Politics & Government

Rex Tillerson to divest from Russia’s largest search engine, resign board positions

Secretary of State-designate Rex Tillerson meets Wednesday, Jan. 4, 2017, on Capitol Hill in Washington with Sen. Chris Coons, D-Del., who’s a member of the Senate Foreign Relations Committee, which will conduct Tillerson's confirmation hearing.
Secretary of State-designate Rex Tillerson meets Wednesday, Jan. 4, 2017, on Capitol Hill in Washington with Sen. Chris Coons, D-Del., who’s a member of the Senate Foreign Relations Committee, which will conduct Tillerson's confirmation hearing. AP

Rex Tillerson has been under scrutiny for his close relationship with Russia, and now the former Exxon Mobil CEO is divesting from Yandex, Russia’s largest search engine, as part of his transition to public life.

Tillerson, whose confirmation hearing is scheduled for Wednesday, submitted his personal financial disclosure forms to the Office of Government Ethics on Jan. 3. The documents provide insight into the complicated finances of Tillerson, who worked for one of the world’s largest publicly traded corporations for over 40 years.

The disclosure forms show that Tillerson held between $1 and $15,000 in Yandex stock, a Russian-owned technology company that also runs the country’s biggest search engine. Yandex is a publicly traded company with many American shareholders.

The born and raised Texan also co-owns a ranch with his wife specializing in “cutting horses,” or horses that are trained in separating cattle from the herd. Bar RR Ranches LLC is worth between $5 million and $25 million, according to Tillerson’s financial disclosure forms. He will resign from managing the ranch if confirmed.

Cabinet nominees must submit financial disclosure statements to show that their work in the White House will not be affected by their personal financial interests. The statements outline personal investments and income.

At least nine of President-elect Donald Trump’s Cabinet nominees will face public scrutiny on Capitol Hill this week, and some of them do not have publicly available personal financial disclosure forms outlining investments and income.

Tillerson, who will receive a $180 million retirement package from Exxon, has Exxon stocks and benefits worth in excess of $50 million. If he returns to the oil and gas industry within 10 years, the $180 million will go to charity.
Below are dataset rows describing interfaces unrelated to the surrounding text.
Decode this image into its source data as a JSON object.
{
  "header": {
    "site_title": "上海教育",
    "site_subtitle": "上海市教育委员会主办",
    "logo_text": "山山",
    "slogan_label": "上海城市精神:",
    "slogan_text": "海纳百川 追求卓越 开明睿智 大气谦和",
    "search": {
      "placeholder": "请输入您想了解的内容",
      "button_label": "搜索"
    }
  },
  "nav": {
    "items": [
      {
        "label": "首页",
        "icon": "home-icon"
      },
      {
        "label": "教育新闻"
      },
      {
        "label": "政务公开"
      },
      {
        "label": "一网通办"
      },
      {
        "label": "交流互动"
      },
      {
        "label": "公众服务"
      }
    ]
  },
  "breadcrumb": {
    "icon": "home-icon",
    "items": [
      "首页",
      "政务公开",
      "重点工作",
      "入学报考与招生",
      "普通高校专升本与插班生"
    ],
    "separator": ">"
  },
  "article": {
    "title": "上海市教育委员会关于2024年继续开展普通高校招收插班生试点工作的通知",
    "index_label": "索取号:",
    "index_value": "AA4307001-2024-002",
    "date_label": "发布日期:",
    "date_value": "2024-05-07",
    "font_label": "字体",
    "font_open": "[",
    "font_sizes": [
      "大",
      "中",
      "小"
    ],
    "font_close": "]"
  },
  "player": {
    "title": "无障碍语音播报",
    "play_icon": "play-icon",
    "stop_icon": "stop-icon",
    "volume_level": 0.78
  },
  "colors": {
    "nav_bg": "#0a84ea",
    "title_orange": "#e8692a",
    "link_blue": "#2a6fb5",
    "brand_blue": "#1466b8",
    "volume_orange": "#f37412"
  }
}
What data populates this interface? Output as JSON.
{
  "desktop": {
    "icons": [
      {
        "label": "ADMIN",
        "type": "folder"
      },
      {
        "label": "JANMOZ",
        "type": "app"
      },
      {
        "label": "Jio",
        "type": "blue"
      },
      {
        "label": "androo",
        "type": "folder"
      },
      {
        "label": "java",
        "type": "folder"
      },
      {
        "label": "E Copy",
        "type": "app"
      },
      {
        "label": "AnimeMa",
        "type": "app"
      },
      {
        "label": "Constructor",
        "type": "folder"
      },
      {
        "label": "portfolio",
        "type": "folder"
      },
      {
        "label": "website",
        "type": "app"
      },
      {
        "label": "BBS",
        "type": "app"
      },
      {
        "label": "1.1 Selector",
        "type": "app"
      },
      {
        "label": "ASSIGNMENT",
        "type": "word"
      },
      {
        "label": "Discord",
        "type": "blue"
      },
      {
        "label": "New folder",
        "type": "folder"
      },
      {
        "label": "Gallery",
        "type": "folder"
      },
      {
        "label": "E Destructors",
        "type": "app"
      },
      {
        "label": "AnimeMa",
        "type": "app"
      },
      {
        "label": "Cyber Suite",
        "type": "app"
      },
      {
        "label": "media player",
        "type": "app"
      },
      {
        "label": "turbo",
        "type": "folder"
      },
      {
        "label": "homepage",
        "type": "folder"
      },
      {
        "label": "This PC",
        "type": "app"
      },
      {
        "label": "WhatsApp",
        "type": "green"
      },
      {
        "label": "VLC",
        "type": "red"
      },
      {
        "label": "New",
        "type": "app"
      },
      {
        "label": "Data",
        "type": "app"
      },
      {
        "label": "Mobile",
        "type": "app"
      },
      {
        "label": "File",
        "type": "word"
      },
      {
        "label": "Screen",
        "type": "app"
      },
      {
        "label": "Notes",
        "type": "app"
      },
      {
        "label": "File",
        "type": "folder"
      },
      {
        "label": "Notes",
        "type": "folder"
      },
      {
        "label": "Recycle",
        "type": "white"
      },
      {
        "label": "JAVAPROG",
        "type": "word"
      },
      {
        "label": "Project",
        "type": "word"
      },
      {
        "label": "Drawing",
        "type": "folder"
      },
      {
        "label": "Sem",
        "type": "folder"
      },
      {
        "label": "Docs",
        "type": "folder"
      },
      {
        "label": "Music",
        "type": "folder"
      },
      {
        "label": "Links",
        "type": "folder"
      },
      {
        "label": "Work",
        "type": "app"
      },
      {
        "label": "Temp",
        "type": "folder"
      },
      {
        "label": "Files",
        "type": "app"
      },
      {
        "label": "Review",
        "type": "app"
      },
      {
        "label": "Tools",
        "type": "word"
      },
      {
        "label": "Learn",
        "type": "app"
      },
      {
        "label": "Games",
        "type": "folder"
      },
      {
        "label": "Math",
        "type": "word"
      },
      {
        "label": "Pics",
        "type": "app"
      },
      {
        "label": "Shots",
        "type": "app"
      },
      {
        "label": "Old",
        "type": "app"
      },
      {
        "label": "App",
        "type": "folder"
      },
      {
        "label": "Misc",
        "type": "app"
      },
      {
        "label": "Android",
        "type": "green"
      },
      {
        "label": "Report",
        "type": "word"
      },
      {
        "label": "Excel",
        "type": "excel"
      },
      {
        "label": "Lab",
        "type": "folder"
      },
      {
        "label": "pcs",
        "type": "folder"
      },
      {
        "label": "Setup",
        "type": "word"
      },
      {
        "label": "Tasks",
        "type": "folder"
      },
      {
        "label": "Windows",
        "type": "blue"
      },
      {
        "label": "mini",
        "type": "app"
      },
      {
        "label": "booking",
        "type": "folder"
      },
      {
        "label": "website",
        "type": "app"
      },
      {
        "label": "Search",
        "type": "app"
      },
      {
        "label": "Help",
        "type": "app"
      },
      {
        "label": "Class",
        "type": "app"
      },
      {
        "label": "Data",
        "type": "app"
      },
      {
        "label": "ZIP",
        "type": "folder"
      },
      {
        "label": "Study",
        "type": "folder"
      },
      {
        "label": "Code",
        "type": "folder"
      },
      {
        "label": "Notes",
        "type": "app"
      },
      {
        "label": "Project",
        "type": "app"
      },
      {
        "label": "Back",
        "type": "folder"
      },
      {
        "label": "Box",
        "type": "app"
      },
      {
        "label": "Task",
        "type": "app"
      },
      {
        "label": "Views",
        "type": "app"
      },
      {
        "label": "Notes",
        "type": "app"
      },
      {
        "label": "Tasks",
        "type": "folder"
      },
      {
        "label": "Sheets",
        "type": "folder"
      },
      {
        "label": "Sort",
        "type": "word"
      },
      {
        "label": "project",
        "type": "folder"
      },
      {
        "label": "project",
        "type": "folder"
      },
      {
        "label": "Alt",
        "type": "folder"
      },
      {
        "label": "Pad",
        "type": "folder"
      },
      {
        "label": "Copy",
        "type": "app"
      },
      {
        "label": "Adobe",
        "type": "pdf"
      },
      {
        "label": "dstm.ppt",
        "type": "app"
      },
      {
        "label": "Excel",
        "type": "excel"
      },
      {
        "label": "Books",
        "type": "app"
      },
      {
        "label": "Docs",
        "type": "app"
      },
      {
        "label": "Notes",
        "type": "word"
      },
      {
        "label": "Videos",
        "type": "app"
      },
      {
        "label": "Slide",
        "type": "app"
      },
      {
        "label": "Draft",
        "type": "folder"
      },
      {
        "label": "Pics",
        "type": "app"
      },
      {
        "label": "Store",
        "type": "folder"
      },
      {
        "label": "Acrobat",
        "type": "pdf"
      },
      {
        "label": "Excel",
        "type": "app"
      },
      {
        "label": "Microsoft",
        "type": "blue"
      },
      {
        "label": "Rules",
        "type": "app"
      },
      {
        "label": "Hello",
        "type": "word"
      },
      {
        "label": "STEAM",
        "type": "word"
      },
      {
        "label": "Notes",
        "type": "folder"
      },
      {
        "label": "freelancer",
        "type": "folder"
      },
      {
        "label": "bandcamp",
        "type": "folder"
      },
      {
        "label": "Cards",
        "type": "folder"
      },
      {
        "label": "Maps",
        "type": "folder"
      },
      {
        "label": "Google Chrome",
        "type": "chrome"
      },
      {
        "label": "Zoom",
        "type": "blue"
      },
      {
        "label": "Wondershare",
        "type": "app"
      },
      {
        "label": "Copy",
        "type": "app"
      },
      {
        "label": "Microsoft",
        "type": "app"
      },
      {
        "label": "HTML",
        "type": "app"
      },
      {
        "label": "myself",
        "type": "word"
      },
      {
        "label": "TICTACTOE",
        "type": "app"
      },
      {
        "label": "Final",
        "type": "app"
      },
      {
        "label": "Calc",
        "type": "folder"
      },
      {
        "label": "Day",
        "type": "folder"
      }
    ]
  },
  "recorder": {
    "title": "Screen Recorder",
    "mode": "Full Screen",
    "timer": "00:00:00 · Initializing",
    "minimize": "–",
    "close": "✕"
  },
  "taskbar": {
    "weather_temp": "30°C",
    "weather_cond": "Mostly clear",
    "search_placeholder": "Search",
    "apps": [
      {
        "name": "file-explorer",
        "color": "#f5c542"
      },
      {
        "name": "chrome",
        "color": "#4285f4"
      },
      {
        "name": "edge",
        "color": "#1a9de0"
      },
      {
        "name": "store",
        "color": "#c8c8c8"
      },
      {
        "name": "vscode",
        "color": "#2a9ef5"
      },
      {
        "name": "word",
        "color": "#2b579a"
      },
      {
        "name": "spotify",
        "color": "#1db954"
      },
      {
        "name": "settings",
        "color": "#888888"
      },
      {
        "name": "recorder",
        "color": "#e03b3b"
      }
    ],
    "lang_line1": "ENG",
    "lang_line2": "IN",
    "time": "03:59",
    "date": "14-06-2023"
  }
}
Tillerson plans to resign from board positions at the Ford’s Theatre Society, the Center for Strategic and International Studies and Boy Scouts of America. He has already resigned from positions with the Business Roundtable and American Petroleum Institute.

“I am committed to the highest standards of ethical conduct for government officials,” Tillerson said in his letter to the Office of Government Ethics. “If confirmed as secretary of state . . . I will not participate personally and substantially in any particular matter in which I know that I have a financial interest directly and predictably affected by the matter.”

Tillerson, who also owns $109,000 to $361,000 worth of stock in various Chinese companies, has over 300 sources of income in the form of stocks, bonds and dividends.

He promised to divest from 156 companies ranging from Apple to Yandex within 90 days of taking office.

Tillerson ran Exxon’s Russia operations during the 1990s, where he met now-President Vladimir Putin. In 2013, Tillerson received the Order of Friendship from Putin, one of Russia’s highest honors for foreigners.

Alex Daugherty: 202-383-6049, @alextdaugherty

  Comments